- _Work required_
Search the entries below for "minutos", and copy each line where it appears.

((

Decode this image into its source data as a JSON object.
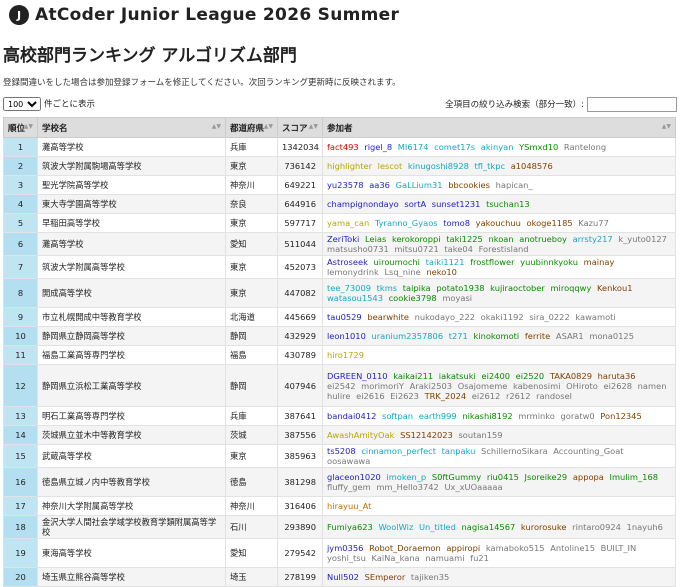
{
  "header": {
    "logo": "J",
    "site_title": "AtCoder Junior League 2026 Summer"
  },
  "page_title": "高校部門ランキング アルゴリズム部門",
  "notice": "登録間違いをした場合は参加登録フォームを修正してください。次回ランキング更新時に反映されます。",
  "controls": {
    "page_size": "100",
    "page_size_suffix": "件ごとに表示",
    "search_label": "全項目の絞り込み検索（部分一致）:"
  },
  "table": {
    "headers": {
      "rank": "順位",
      "school": "学校名",
      "prefecture": "都道府県",
      "score": "スコア",
      "members": "参加者"
    },
    "rows": [
      {
        "rank": "1",
        "school": "灘高等学校",
        "pref": "兵庫",
        "score": "1342034",
        "members": [
          [
            "fact493",
            "red"
          ],
          [
            "rigel_8",
            "blue"
          ],
          [
            "MI6174",
            "cyan"
          ],
          [
            "comet17s",
            "cyan"
          ],
          [
            "akinyan",
            "cyan"
          ],
          [
            "YSmxd10",
            "green"
          ],
          [
            "Rantelong",
            "gray"
          ]
        ]
      },
      {
        "rank": "2",
        "school": "筑波大学附属駒場高等学校",
        "pref": "東京",
        "score": "736142",
        "members": [
          [
            "highlighter",
            "yellow"
          ],
          [
            "lescot",
            "yellow"
          ],
          [
            "kinugoshi8928",
            "cyan"
          ],
          [
            "tfl_tkpc",
            "cyan"
          ],
          [
            "a1048576",
            "brown"
          ]
        ]
      },
      {
        "rank": "3",
        "school": "聖光学院高等学校",
        "pref": "神奈川",
        "score": "649221",
        "members": [
          [
            "yu23578",
            "blue"
          ],
          [
            "aa36",
            "blue"
          ],
          [
            "GaLLium31",
            "cyan"
          ],
          [
            "bbcookies",
            "brown"
          ],
          [
            "hapican_",
            "gray"
          ]
        ]
      },
      {
        "rank": "4",
        "school": "東大寺学園高等学校",
        "pref": "奈良",
        "score": "644916",
        "members": [
          [
            "champignondayo",
            "blue"
          ],
          [
            "sortA",
            "blue"
          ],
          [
            "sunset1231",
            "blue"
          ],
          [
            "tsuchan13",
            "green"
          ]
        ]
      },
      {
        "rank": "5",
        "school": "早稲田高等学校",
        "pref": "東京",
        "score": "597717",
        "members": [
          [
            "yama_can",
            "yellow"
          ],
          [
            "Tyranno_Gyaos",
            "cyan"
          ],
          [
            "tomo8",
            "blue"
          ],
          [
            "yakouchuu",
            "brown"
          ],
          [
            "okoge1185",
            "brown"
          ],
          [
            "Kazu77",
            "gray"
          ]
        ]
      },
      {
        "rank": "6",
        "school": "灘高等学校",
        "pref": "愛知",
        "score": "511044",
        "members": [
          [
            "ZeriToki",
            "blue"
          ],
          [
            "Leias",
            "green"
          ],
          [
            "kerokoroppi",
            "green"
          ],
          [
            "taki1225",
            "green"
          ],
          [
            "nkoan",
            "green"
          ],
          [
            "anotrueboy",
            "green"
          ],
          [
            "arrsty217",
            "cyan"
          ],
          [
            "k_yuto0127",
            "gray"
          ],
          [
            "matsusho0731",
            "gray"
          ],
          [
            "mitsu0721",
            "gray"
          ],
          [
            "take04",
            "gray"
          ],
          [
            "Forestisland",
            "gray"
          ]
        ]
      },
      {
        "rank": "7",
        "school": "筑波大学附属高等学校",
        "pref": "東京",
        "score": "452073",
        "members": [
          [
            "Astroseek",
            "blue"
          ],
          [
            "uiroumochi",
            "green"
          ],
          [
            "taiki1121",
            "cyan"
          ],
          [
            "frostflower",
            "green"
          ],
          [
            "yuubinnkyoku",
            "green"
          ],
          [
            "mainay",
            "brown"
          ],
          [
            "lemonydrink",
            "gray"
          ],
          [
            "Lsq_nine",
            "gray"
          ],
          [
            "neko10",
            "brown"
          ]
        ]
      },
      {
        "rank": "8",
        "school": "開成高等学校",
        "pref": "東京",
        "score": "447082",
        "members": [
          [
            "tee_73009",
            "cyan"
          ],
          [
            "tkms",
            "cyan"
          ],
          [
            "taipika",
            "green"
          ],
          [
            "potato1938",
            "green"
          ],
          [
            "kujiraoctober",
            "green"
          ],
          [
            "miroqqwy",
            "green"
          ],
          [
            "Kenkou1",
            "brown"
          ],
          [
            "watasou1543",
            "cyan"
          ],
          [
            "cookie3798",
            "green"
          ],
          [
            "moyasi",
            "gray"
          ]
        ]
      },
      {
        "rank": "9",
        "school": "市立札幌開成中等教育学校",
        "pref": "北海道",
        "score": "445669",
        "members": [
          [
            "tau0529",
            "blue"
          ],
          [
            "bearwhite",
            "brown"
          ],
          [
            "nukodayo_222",
            "gray"
          ],
          [
            "okaki1192",
            "gray"
          ],
          [
            "sira_0222",
            "gray"
          ],
          [
            "kawamoti",
            "gray"
          ]
        ]
      },
      {
        "rank": "10",
        "school": "静岡県立静岡高等学校",
        "pref": "静岡",
        "score": "432929",
        "members": [
          [
            "leon1010",
            "blue"
          ],
          [
            "uranium2357806",
            "cyan"
          ],
          [
            "t271",
            "cyan"
          ],
          [
            "kinokomoti",
            "green"
          ],
          [
            "ferrite",
            "brown"
          ],
          [
            "ASAR1",
            "gray"
          ],
          [
            "mona0125",
            "gray"
          ]
        ]
      },
      {
        "rank": "11",
        "school": "福島工業高等専門学校",
        "pref": "福島",
        "score": "430789",
        "members": [
          [
            "hiro1729",
            "yellow"
          ]
        ]
      },
      {
        "rank": "12",
        "school": "静岡県立浜松工業高等学校",
        "pref": "静岡",
        "score": "407946",
        "members": [
          [
            "DGREEN_0110",
            "blue"
          ],
          [
            "kaikai211",
            "green"
          ],
          [
            "iakatsuki",
            "green"
          ],
          [
            "ei2400",
            "green"
          ],
          [
            "ei2520",
            "green"
          ],
          [
            "TAKA0829",
            "brown"
          ],
          [
            "haruta36",
            "brown"
          ],
          [
            "ei2542",
            "gray"
          ],
          [
            "morimoriY",
            "gray"
          ],
          [
            "Araki2503",
            "gray"
          ],
          [
            "Osajomeme",
            "gray"
          ],
          [
            "kabenosimi",
            "gray"
          ],
          [
            "OHiroto",
            "gray"
          ],
          [
            "ei2628",
            "gray"
          ],
          [
            "namen",
            "gray"
          ],
          [
            "hulire",
            "gray"
          ],
          [
            "ei2616",
            "gray"
          ],
          [
            "Ei2623",
            "gray"
          ],
          [
            "TRK_2024",
            "brown"
          ],
          [
            "ei2612",
            "gray"
          ],
          [
            "r2612",
            "gray"
          ],
          [
            "randosel",
            "gray"
          ]
        ]
      },
      {
        "rank": "13",
        "school": "明石工業高等専門学校",
        "pref": "兵庫",
        "score": "387641",
        "members": [
          [
            "bandai0412",
            "blue"
          ],
          [
            "softpan",
            "cyan"
          ],
          [
            "earth999",
            "cyan"
          ],
          [
            "nikashi8192",
            "green"
          ],
          [
            "mrminko",
            "gray"
          ],
          [
            "goratw0",
            "gray"
          ],
          [
            "Pon12345",
            "brown"
          ]
        ]
      },
      {
        "rank": "14",
        "school": "茨城県立並木中等教育学校",
        "pref": "茨城",
        "score": "387556",
        "members": [
          [
            "AwashAmityOak",
            "yellow"
          ],
          [
            "SS12142023",
            "brown"
          ],
          [
            "soutan159",
            "gray"
          ]
        ]
      },
      {
        "rank": "15",
        "school": "武蔵高等学校",
        "pref": "東京",
        "score": "385963",
        "members": [
          [
            "ts5208",
            "blue"
          ],
          [
            "cinnamon_perfect",
            "cyan"
          ],
          [
            "tanpaku",
            "cyan"
          ],
          [
            "SchillernoSikara",
            "gray"
          ],
          [
            "Accounting_Goat",
            "gray"
          ],
          [
            "oosawawa",
            "gray"
          ]
        ]
      },
      {
        "rank": "16",
        "school": "徳島県立城ノ内中等教育学校",
        "pref": "徳島",
        "score": "381298",
        "members": [
          [
            "glaceon1020",
            "blue"
          ],
          [
            "imoken_p",
            "cyan"
          ],
          [
            "S0ftGummy",
            "green"
          ],
          [
            "riu0415",
            "green"
          ],
          [
            "Jsoreike29",
            "green"
          ],
          [
            "appopa",
            "brown"
          ],
          [
            "Imulim_168",
            "green"
          ],
          [
            "fluffy_gem",
            "gray"
          ],
          [
            "mm_Hello3742",
            "gray"
          ],
          [
            "Ux_xUOaaaaa",
            "gray"
          ]
        ]
      },
      {
        "rank": "17",
        "school": "神奈川大学附属高等学校",
        "pref": "神奈川",
        "score": "316406",
        "members": [
          [
            "hirayuu_At",
            "orange"
          ]
        ]
      },
      {
        "rank": "18",
        "school": "金沢大学人間社会学域学校教育学類附属高等学校",
        "pref": "石川",
        "score": "293890",
        "members": [
          [
            "Fumiya623",
            "green"
          ],
          [
            "WoolWiz",
            "cyan"
          ],
          [
            "Un_titled",
            "cyan"
          ],
          [
            "nagisa14567",
            "green"
          ],
          [
            "kurorosuke",
            "brown"
          ],
          [
            "rintaro0924",
            "gray"
          ],
          [
            "1nayuh6",
            "gray"
          ]
        ]
      },
      {
        "rank": "19",
        "school": "東海高等学校",
        "pref": "愛知",
        "score": "279542",
        "members": [
          [
            "jym0356",
            "blue"
          ],
          [
            "Robot_Doraemon",
            "brown"
          ],
          [
            "appiropi",
            "brown"
          ],
          [
            "kamaboko515",
            "gray"
          ],
          [
            "Antoline15",
            "gray"
          ],
          [
            "BUILT_IN",
            "gray"
          ],
          [
            "yoshi_tsu",
            "gray"
          ],
          [
            "KaiNa_kana",
            "gray"
          ],
          [
            "namuami",
            "gray"
          ],
          [
            "fu21",
            "gray"
          ]
        ]
      },
      {
        "rank": "20",
        "school": "埼玉県立熊谷高等学校",
        "pref": "埼玉",
        "score": "278199",
        "members": [
          [
            "Null502",
            "blue"
          ],
          [
            "SEmperor",
            "brown"
          ],
          [
            "tajiken35",
            "gray"
          ]
        ]
      }
    ]
  }
}
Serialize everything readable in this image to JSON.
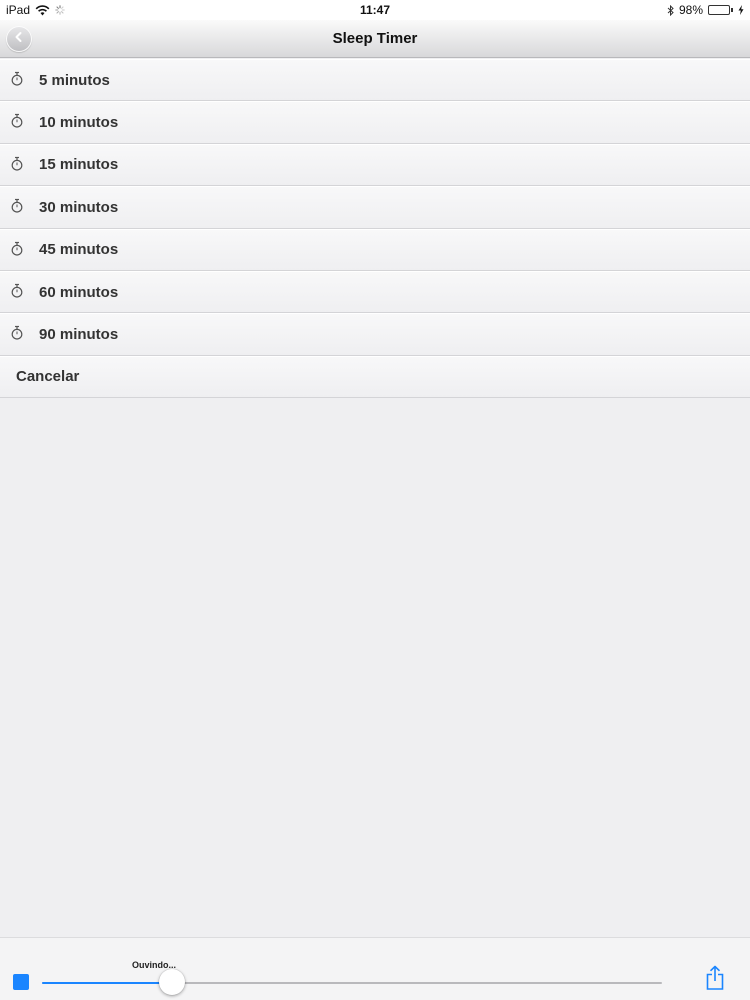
{
  "status_bar": {
    "device": "iPad",
    "time": "11:47",
    "battery_percent": "98%",
    "battery_level": 0.98,
    "battery_color": "#4cd964",
    "icons": [
      "wifi-icon",
      "activity-spinner-icon",
      "bluetooth-icon",
      "battery-icon",
      "charging-bolt-icon"
    ]
  },
  "nav": {
    "title": "Sleep Timer",
    "back_icon": "chevron-left-icon"
  },
  "list": {
    "items": [
      {
        "label": "5 minutos",
        "icon": "stopwatch-icon"
      },
      {
        "label": "10 minutos",
        "icon": "stopwatch-icon"
      },
      {
        "label": "15 minutos",
        "icon": "stopwatch-icon"
      },
      {
        "label": "30 minutos",
        "icon": "stopwatch-icon"
      },
      {
        "label": "45 minutos",
        "icon": "stopwatch-icon"
      },
      {
        "label": "60 minutos",
        "icon": "stopwatch-icon"
      },
      {
        "label": "90 minutos",
        "icon": "stopwatch-icon"
      }
    ],
    "cancel_label": "Cancelar"
  },
  "player": {
    "status_text": "Ouvindo...",
    "progress": 0.21,
    "accent_color": "#1a85ff",
    "stop_icon": "stop-icon",
    "share_icon": "share-icon"
  }
}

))

- _Answer below_
        "label": "5 minutos",
        "label": "10 minutos",
        "label": "15 minutos",
        "label": "30 minutos",
        "label": "45 minutos",
        "label": "60 minutos",
        "label": "90 minutos",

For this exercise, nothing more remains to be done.